Yes, older texts omitted the ʻokina in most situations. Including the ʻokina and kahakō in written text is a recent innovation, and is particularly helpful when starting to learn the language. As your vocabulary grows, you will find that you know how words are pronounced without the markings, and that, through context, you can differentiate words that are spelled the same but pronounced differently and mean different things.
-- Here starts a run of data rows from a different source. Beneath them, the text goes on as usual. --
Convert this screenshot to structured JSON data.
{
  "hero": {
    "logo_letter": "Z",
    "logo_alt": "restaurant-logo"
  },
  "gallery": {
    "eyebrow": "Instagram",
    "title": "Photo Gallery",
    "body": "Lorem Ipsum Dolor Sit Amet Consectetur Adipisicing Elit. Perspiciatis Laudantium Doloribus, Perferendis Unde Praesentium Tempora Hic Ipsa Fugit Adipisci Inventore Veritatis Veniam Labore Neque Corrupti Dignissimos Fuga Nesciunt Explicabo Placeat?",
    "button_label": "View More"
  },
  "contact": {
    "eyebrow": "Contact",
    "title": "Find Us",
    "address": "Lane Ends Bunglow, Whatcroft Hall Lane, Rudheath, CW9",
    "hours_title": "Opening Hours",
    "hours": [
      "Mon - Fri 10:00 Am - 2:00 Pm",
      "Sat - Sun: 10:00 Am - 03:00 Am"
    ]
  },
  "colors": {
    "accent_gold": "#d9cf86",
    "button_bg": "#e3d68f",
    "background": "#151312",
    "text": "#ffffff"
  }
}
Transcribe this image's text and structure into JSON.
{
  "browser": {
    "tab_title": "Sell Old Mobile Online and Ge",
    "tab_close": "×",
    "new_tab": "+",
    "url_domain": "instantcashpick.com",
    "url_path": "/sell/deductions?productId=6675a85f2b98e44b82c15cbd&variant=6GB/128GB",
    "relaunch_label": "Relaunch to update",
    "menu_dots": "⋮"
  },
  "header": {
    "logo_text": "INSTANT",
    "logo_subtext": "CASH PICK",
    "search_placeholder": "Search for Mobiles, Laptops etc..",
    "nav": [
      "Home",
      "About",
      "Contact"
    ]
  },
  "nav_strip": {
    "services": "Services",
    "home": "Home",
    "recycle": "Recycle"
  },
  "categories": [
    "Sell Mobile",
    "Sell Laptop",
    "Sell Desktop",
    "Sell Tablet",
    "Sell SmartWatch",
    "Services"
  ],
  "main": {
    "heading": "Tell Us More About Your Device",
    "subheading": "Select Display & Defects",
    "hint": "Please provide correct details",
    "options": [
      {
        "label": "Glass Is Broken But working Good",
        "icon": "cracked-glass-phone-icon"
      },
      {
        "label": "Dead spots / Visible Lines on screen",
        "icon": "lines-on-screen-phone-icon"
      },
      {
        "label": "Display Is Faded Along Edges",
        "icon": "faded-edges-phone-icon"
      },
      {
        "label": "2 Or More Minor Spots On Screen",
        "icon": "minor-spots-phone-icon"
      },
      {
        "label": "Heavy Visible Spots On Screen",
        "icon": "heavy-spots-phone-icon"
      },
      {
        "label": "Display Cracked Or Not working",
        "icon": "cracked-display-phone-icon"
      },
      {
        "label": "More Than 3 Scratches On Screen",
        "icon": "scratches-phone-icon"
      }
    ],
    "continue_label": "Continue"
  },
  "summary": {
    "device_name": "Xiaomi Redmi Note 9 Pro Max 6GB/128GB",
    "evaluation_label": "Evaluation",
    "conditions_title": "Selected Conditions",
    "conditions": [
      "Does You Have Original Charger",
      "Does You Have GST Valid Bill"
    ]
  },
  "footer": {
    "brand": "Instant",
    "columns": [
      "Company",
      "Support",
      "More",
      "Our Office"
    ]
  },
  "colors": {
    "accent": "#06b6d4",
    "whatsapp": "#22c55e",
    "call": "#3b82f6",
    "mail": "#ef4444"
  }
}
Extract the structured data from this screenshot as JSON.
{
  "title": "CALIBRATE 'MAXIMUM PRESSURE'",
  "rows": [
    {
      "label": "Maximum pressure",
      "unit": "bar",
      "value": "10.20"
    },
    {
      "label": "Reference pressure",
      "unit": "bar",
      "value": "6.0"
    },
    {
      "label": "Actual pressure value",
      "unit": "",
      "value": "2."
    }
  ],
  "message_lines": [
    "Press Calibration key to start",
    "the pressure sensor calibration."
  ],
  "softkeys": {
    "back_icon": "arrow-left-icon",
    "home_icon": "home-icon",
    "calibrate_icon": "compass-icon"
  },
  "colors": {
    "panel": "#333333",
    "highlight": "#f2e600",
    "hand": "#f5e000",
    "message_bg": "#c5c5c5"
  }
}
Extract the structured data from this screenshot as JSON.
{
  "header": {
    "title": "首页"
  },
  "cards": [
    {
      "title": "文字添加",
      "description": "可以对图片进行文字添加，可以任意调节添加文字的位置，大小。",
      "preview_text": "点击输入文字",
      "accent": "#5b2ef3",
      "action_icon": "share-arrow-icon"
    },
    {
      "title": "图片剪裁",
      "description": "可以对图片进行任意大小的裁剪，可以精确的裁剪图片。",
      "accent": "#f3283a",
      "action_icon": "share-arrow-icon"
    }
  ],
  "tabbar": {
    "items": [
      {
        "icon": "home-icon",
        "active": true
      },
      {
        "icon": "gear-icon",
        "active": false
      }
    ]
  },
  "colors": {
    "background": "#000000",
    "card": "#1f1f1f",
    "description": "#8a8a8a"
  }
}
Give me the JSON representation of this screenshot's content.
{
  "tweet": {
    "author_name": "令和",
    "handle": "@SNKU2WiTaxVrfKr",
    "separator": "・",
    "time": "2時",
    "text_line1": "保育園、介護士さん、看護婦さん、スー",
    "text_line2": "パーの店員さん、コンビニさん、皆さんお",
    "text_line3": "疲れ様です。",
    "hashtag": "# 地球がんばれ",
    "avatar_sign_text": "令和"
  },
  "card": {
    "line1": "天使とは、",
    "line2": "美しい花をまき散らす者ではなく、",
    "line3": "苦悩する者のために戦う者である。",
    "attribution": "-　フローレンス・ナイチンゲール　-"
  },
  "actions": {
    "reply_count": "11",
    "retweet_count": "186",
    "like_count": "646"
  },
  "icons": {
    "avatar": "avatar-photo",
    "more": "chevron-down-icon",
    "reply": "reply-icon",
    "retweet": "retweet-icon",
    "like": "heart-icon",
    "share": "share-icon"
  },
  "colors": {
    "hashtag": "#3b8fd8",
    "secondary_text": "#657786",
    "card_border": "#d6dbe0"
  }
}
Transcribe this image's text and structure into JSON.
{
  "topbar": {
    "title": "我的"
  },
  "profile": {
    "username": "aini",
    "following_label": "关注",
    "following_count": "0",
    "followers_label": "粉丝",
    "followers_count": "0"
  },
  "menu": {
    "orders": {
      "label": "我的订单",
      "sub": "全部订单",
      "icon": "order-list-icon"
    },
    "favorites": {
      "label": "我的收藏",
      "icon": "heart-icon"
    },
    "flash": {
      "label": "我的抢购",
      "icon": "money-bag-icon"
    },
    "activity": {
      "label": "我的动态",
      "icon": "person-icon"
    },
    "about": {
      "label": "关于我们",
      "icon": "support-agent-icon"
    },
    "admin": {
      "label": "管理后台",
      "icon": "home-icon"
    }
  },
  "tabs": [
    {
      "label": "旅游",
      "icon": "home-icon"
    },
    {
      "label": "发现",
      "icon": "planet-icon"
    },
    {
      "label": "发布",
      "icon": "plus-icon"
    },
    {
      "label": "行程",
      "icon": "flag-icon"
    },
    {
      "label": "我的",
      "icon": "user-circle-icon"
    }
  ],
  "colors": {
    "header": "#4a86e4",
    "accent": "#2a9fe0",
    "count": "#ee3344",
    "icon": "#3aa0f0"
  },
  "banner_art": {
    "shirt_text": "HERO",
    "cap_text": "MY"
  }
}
In my opinion, it is faster to write without the ʻokina and kahakō. I use the ʻokina only to differentiate between koʻu/kaʻu/oʻu/aʻu (first person singular possessive pronouns) and kou/kāu/ou/āu (second person singular possessive pronouns).
I nui ke aho a moe i ke kai, no ke kai kā hoʻi ua ʻāina.